> **Assignment**
Repeat the whole listing, keeping every word and every line intact.

** Opening Exercise inputs block **

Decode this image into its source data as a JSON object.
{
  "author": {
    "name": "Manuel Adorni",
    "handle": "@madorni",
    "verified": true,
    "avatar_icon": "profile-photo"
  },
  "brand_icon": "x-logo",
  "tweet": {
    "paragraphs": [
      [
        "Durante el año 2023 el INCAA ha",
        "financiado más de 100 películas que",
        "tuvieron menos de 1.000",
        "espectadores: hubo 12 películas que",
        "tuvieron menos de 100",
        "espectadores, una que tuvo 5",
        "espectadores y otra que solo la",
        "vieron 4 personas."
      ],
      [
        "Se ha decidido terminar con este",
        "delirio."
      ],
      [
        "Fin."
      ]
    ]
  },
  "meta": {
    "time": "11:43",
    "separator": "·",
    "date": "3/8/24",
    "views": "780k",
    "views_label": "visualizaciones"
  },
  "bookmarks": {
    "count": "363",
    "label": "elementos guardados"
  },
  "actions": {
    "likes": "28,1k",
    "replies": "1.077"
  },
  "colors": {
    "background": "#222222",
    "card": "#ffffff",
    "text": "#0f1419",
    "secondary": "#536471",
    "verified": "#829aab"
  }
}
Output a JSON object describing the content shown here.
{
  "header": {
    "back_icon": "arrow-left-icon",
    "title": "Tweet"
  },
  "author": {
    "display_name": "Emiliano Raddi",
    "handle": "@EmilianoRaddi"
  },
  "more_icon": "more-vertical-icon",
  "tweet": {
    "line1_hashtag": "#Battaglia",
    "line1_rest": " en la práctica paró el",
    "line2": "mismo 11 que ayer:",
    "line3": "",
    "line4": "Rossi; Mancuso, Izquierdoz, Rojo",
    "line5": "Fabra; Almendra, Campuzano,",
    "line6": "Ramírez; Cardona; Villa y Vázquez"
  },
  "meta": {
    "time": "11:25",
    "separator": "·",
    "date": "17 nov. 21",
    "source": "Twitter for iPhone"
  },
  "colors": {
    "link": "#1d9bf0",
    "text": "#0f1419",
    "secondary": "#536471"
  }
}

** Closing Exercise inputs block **

> **Written solution**
Decode this image into its source data as a JSON object.
{
  "author": {
    "name": "Manuel Adorni",
    "handle": "@madorni",
    "verified": true,
    "avatar_icon": "profile-photo"
  },
  "brand_icon": "x-logo",
  "tweet": {
    "paragraphs": [
      [
        "Durante el año 2023 el INCAA ha",
        "financiado más de 100 películas que",
        "tuvieron menos de 1.000",
        "espectadores: hubo 12 películas que",
        "tuvieron menos de 100",
        "espectadores, una que tuvo 5",
        "espectadores y otra que solo la",
        "vieron 4 personas."
      ],
      [
        "Se ha decidido terminar con este",
        "delirio."
      ],
      [
        "Fin."
      ]
    ]
  },
  "meta": {
    "time": "11:43",
    "separator": "·",
    "date": "3/8/24",
    "views": "780k",
    "views_label": "visualizaciones"
  },
  "bookmarks": {
    "count": "363",
    "label": "elementos guardados"
  },
  "actions": {
    "likes": "28,1k",
    "replies": "1.077"
  },
  "colors": {
    "background": "#222222",
    "card": "#ffffff",
    "text": "#0f1419",
    "secondary": "#536471",
    "verified": "#829aab"
  }
}
Output a JSON object describing the content shown here.
{
  "header": {
    "back_icon": "arrow-left-icon",
    "title": "Tweet"
  },
  "author": {
    "display_name": "Emiliano Raddi",
    "handle": "@EmilianoRaddi"
  },
  "more_icon": "more-vertical-icon",
  "tweet": {
    "line1_hashtag": "#Battaglia",
    "line1_rest": " en la práctica paró el",
    "line2": "mismo 11 que ayer:",
    "line3": "",
    "line4": "Rossi; Mancuso, Izquierdoz, Rojo",
    "line5": "Fabra; Almendra, Campuzano,",
    "line6": "Ramírez; Cardona; Villa y Vázquez"
  },
  "meta": {
    "time": "11:25",
    "separator": "·",
    "date": "17 nov. 21",
    "source": "Twitter for iPhone"
  },
  "colors": {
    "link": "#1d9bf0",
    "text": "#0f1419",
    "secondary": "#536471"
  }
}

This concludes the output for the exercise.